WHAT NEEDS TO BE DONE:
Your answer should repeat the entries in full, exactly as given, with no pictures.

DATA IN THIS EXERCISE:
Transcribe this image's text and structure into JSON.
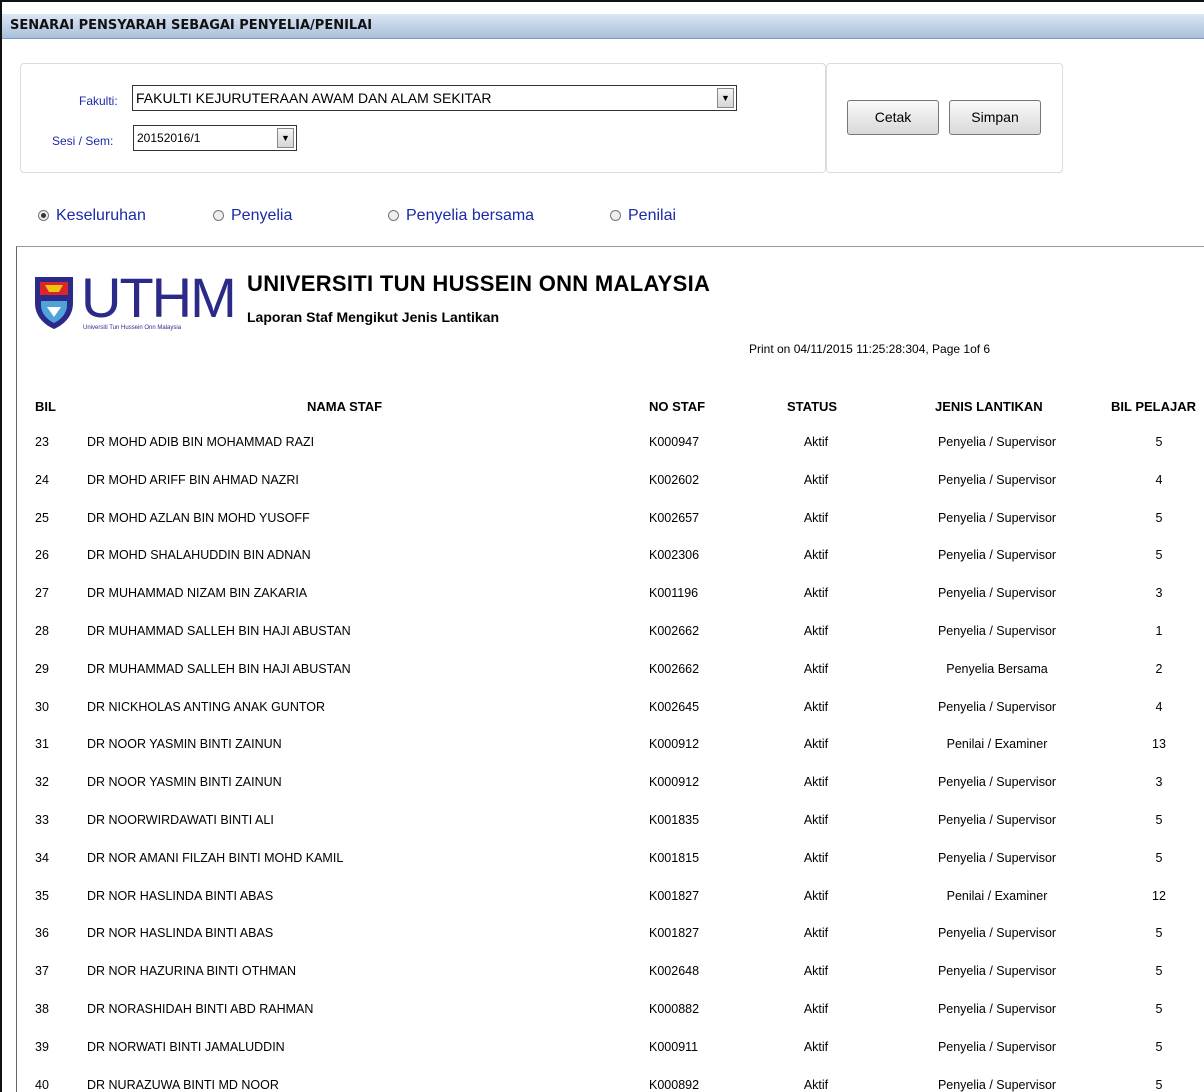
{
  "header": {
    "title": "SENARAI PENSYARAH SEBAGAI PENYELIA/PENILAI"
  },
  "filters": {
    "fakulti_label": "Fakulti:",
    "fakulti_value": "FAKULTI KEJURUTERAAN AWAM DAN ALAM SEKITAR",
    "sesi_label": "Sesi / Sem:",
    "sesi_value": "20152016/1"
  },
  "actions": {
    "cetak": "Cetak",
    "simpan": "Simpan"
  },
  "radios": [
    {
      "label": "Keseluruhan",
      "selected": true
    },
    {
      "label": "Penyelia",
      "selected": false
    },
    {
      "label": "Penyelia bersama",
      "selected": false
    },
    {
      "label": "Penilai",
      "selected": false
    }
  ],
  "report": {
    "logo_text": "UTHM",
    "logo_subtext": "Universiti Tun Hussein Onn Malaysia",
    "university": "UNIVERSITI TUN HUSSEIN ONN MALAYSIA",
    "report_title": "Laporan Staf Mengikut Jenis Lantikan",
    "print_info": "Print on 04/11/2015 11:25:28:304, Page 1of 6",
    "columns": [
      "BIL",
      "NAMA STAF",
      "NO STAF",
      "STATUS",
      "JENIS LANTIKAN",
      "BIL PELAJAR"
    ],
    "rows": [
      [
        "23",
        "DR MOHD ADIB BIN MOHAMMAD RAZI",
        "K000947",
        "Aktif",
        "Penyelia / Supervisor",
        "5"
      ],
      [
        "24",
        "DR MOHD ARIFF BIN AHMAD NAZRI",
        "K002602",
        "Aktif",
        "Penyelia / Supervisor",
        "4"
      ],
      [
        "25",
        "DR MOHD AZLAN BIN MOHD YUSOFF",
        "K002657",
        "Aktif",
        "Penyelia / Supervisor",
        "5"
      ],
      [
        "26",
        "DR MOHD SHALAHUDDIN BIN ADNAN",
        "K002306",
        "Aktif",
        "Penyelia / Supervisor",
        "5"
      ],
      [
        "27",
        "DR MUHAMMAD NIZAM BIN ZAKARIA",
        "K001196",
        "Aktif",
        "Penyelia / Supervisor",
        "3"
      ],
      [
        "28",
        "DR MUHAMMAD SALLEH BIN HAJI ABUSTAN",
        "K002662",
        "Aktif",
        "Penyelia / Supervisor",
        "1"
      ],
      [
        "29",
        "DR MUHAMMAD SALLEH BIN HAJI ABUSTAN",
        "K002662",
        "Aktif",
        "Penyelia Bersama",
        "2"
      ],
      [
        "30",
        "DR NICKHOLAS ANTING ANAK GUNTOR",
        "K002645",
        "Aktif",
        "Penyelia / Supervisor",
        "4"
      ],
      [
        "31",
        "DR NOOR YASMIN BINTI ZAINUN",
        "K000912",
        "Aktif",
        "Penilai / Examiner",
        "13"
      ],
      [
        "32",
        "DR NOOR YASMIN BINTI ZAINUN",
        "K000912",
        "Aktif",
        "Penyelia / Supervisor",
        "3"
      ],
      [
        "33",
        "DR NOORWIRDAWATI BINTI ALI",
        "K001835",
        "Aktif",
        "Penyelia / Supervisor",
        "5"
      ],
      [
        "34",
        "DR NOR AMANI FILZAH BINTI MOHD KAMIL",
        "K001815",
        "Aktif",
        "Penyelia / Supervisor",
        "5"
      ],
      [
        "35",
        "DR NOR HASLINDA BINTI ABAS",
        "K001827",
        "Aktif",
        "Penilai / Examiner",
        "12"
      ],
      [
        "36",
        "DR NOR HASLINDA BINTI ABAS",
        "K001827",
        "Aktif",
        "Penyelia / Supervisor",
        "5"
      ],
      [
        "37",
        "DR NOR HAZURINA BINTI OTHMAN",
        "K002648",
        "Aktif",
        "Penyelia / Supervisor",
        "5"
      ],
      [
        "38",
        "DR NORASHIDAH BINTI ABD RAHMAN",
        "K000882",
        "Aktif",
        "Penyelia / Supervisor",
        "5"
      ],
      [
        "39",
        "DR NORWATI BINTI JAMALUDDIN",
        "K000911",
        "Aktif",
        "Penyelia / Supervisor",
        "5"
      ],
      [
        "40",
        "DR NURAZUWA BINTI MD NOOR",
        "K000892",
        "Aktif",
        "Penyelia / Supervisor",
        "5"
      ]
    ]
  },
  "colors": {
    "title_bar": "#a9bfdb",
    "label_blue": "#1a2aa8",
    "logo_blue": "#2b2a88"
  }
}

SOLUTION TO THIS PROBLEM:
Transcribe this image's text and structure into JSON.
{
  "header": {
    "title": "SENARAI PENSYARAH SEBAGAI PENYELIA/PENILAI"
  },
  "filters": {
    "fakulti_label": "Fakulti:",
    "fakulti_value": "FAKULTI KEJURUTERAAN AWAM DAN ALAM SEKITAR",
    "sesi_label": "Sesi / Sem:",
    "sesi_value": "20152016/1"
  },
  "actions": {
    "cetak": "Cetak",
    "simpan": "Simpan"
  },
  "radios": [
    {
      "label": "Keseluruhan",
      "selected": true
    },
    {
      "label": "Penyelia",
      "selected": false
    },
    {
      "label": "Penyelia bersama",
      "selected": false
    },
    {
      "label": "Penilai",
      "selected": false
    }
  ],
  "report": {
    "logo_text": "UTHM",
    "logo_subtext": "Universiti Tun Hussein Onn Malaysia",
    "university": "UNIVERSITI TUN HUSSEIN ONN MALAYSIA",
    "report_title": "Laporan Staf Mengikut Jenis Lantikan",
    "print_info": "Print on 04/11/2015 11:25:28:304, Page 1of 6",
    "columns": [
      "BIL",
      "NAMA STAF",
      "NO STAF",
      "STATUS",
      "JENIS LANTIKAN",
      "BIL PELAJAR"
    ],
    "rows": [
      [
        "23",
        "DR MOHD ADIB BIN MOHAMMAD RAZI",
        "K000947",
        "Aktif",
        "Penyelia / Supervisor",
        "5"
      ],
      [
        "24",
        "DR MOHD ARIFF BIN AHMAD NAZRI",
        "K002602",
        "Aktif",
        "Penyelia / Supervisor",
        "4"
      ],
      [
        "25",
        "DR MOHD AZLAN BIN MOHD YUSOFF",
        "K002657",
        "Aktif",
        "Penyelia / Supervisor",
        "5"
      ],
      [
        "26",
        "DR MOHD SHALAHUDDIN BIN ADNAN",
        "K002306",
        "Aktif",
        "Penyelia / Supervisor",
        "5"
      ],
      [
        "27",
        "DR MUHAMMAD NIZAM BIN ZAKARIA",
        "K001196",
        "Aktif",
        "Penyelia / Supervisor",
        "3"
      ],
      [
        "28",
        "DR MUHAMMAD SALLEH BIN HAJI ABUSTAN",
        "K002662",
        "Aktif",
        "Penyelia / Supervisor",
        "1"
      ],
      [
        "29",
        "DR MUHAMMAD SALLEH BIN HAJI ABUSTAN",
        "K002662",
        "Aktif",
        "Penyelia Bersama",
        "2"
      ],
      [
        "30",
        "DR NICKHOLAS ANTING ANAK GUNTOR",
        "K002645",
        "Aktif",
        "Penyelia / Supervisor",
        "4"
      ],
      [
        "31",
        "DR NOOR YASMIN BINTI ZAINUN",
        "K000912",
        "Aktif",
        "Penilai / Examiner",
        "13"
      ],
      [
        "32",
        "DR NOOR YASMIN BINTI ZAINUN",
        "K000912",
        "Aktif",
        "Penyelia / Supervisor",
        "3"
      ],
      [
        "33",
        "DR NOORWIRDAWATI BINTI ALI",
        "K001835",
        "Aktif",
        "Penyelia / Supervisor",
        "5"
      ],
      [
        "34",
        "DR NOR AMANI FILZAH BINTI MOHD KAMIL",
        "K001815",
        "Aktif",
        "Penyelia / Supervisor",
        "5"
      ],
      [
        "35",
        "DR NOR HASLINDA BINTI ABAS",
        "K001827",
        "Aktif",
        "Penilai / Examiner",
        "12"
      ],
      [
        "36",
        "DR NOR HASLINDA BINTI ABAS",
        "K001827",
        "Aktif",
        "Penyelia / Supervisor",
        "5"
      ],
      [
        "37",
        "DR NOR HAZURINA BINTI OTHMAN",
        "K002648",
        "Aktif",
        "Penyelia / Supervisor",
        "5"
      ],
      [
        "38",
        "DR NORASHIDAH BINTI ABD RAHMAN",
        "K000882",
        "Aktif",
        "Penyelia / Supervisor",
        "5"
      ],
      [
        "39",
        "DR NORWATI BINTI JAMALUDDIN",
        "K000911",
        "Aktif",
        "Penyelia / Supervisor",
        "5"
      ],
      [
        "40",
        "DR NURAZUWA BINTI MD NOOR",
        "K000892",
        "Aktif",
        "Penyelia / Supervisor",
        "5"
      ]
    ]
  },
  "colors": {
    "title_bar": "#a9bfdb",
    "label_blue": "#1a2aa8",
    "logo_blue": "#2b2a88"
  }
}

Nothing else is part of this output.